A group of residents opposed to building more apartments in Bedford is raising money to fight a proposal to build a 240-unit complex on one of the few vacant pieces of land in the city.
The residents, who have a Facebook page called Bedford Citizens Against More Apartments, also said they are holding elected officials accountable and are exploring recalling the mayor and three council members.
“We are not against people living in apartments. Apartments have used up a lot of our valuable land,” said Tom Burnett, a resident involved in the citizens group.
“Bedford has been slow to develop businesses, and the city council has reminded us that we have very little land left. Land has become a commodity in the community, and we don’t want it wasted on apartments.”
At issue is a request that will go before the Planning and Zoning Commission on Aug. 9 to approve a plan to build 240 urban lofts on 8.07 acres in the Bedford Commons on land zoned for multifamily housing.
Bedford Commons is near city hall and bounded by Texas 183 on the south, Bedford Road on the north, Forest Ridge Drive on the west and Central Drive on the east.
The developer, Realty Capital, brought a proposal to change zoning in order to build the apartments to the city council in October, but the plan was defeated on a 5-2 vote.
Tim Coltart, managing director for Realty Capital, said new apartments are needed in Bedford.
“This is what employers look for, and our conversations with businesses have been positive,” he said.
Coltart said the upscale urban lofts are geared toward millennials whose household income is “well in excess” of Bedford’s median of $61,000. Units will include granite counter tops, high ceilings and crown molding. Most units will be under 1,000 square feet with one bedroom.

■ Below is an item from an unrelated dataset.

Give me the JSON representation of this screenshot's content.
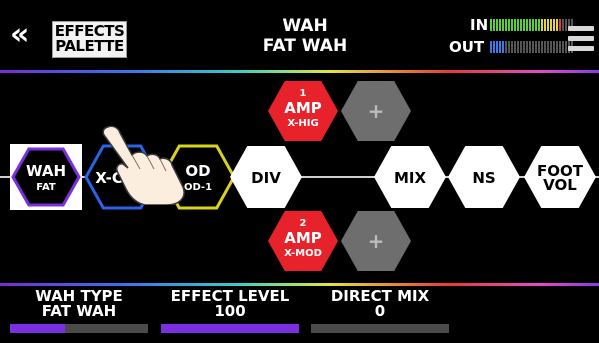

He said the development would add $300,000 to the city’s tax base.
Development director Bill Syblon told the Star-Telegram previously that there are 35 apartment complexes in the city, and most were built over 30 years ago.
Burnett said he and others in the residents group are concerned that their elected officials haven’t been accountable, and they are targeting mayor Jim Griffin, and council members Roger Fisher, Roy Turner and Rusty Sarter to be recalled from office.
Burnett said the group is working on a referendum that would prohibit apartments from being built on undeveloped land in Bedford.
“We can no longer rely on elected officials to do the job for us,” Burnett said. “We don’t feel they have been transparent to us. They can spout all of the demographics and statistics they want, but we can counter all of that.”
Asked about the possibility of a recall election, Griffin said that when Bedford Commons was discussed several years ago, he opposed the building of apartments like those already in the city. But times change and the market changes, he said.
Developments that last are mixed use with entertainment, restaurants and apartments, he said.
“My argument is, why can’t I have an opportunity to change my opinion?” he said. “As markets change, I see this as a viable option for the future of Bedford. This is an opportunity to establish something that will bring people to Bedford. That is my position.
If Realty Capital meets the city’s requirements, the council can’t deny the developer’s request, Griffin said.
Fisher said he does not recall stating that he doesn’t want more apartments in Bedford, and said that people need to look at his entire voting record as a council member.
“We need to move Bedford forward, but a particular group opposing a particular development is fine, but what does that say to future developers? And recalling council members: what does that say to people who want to run for council in the future?”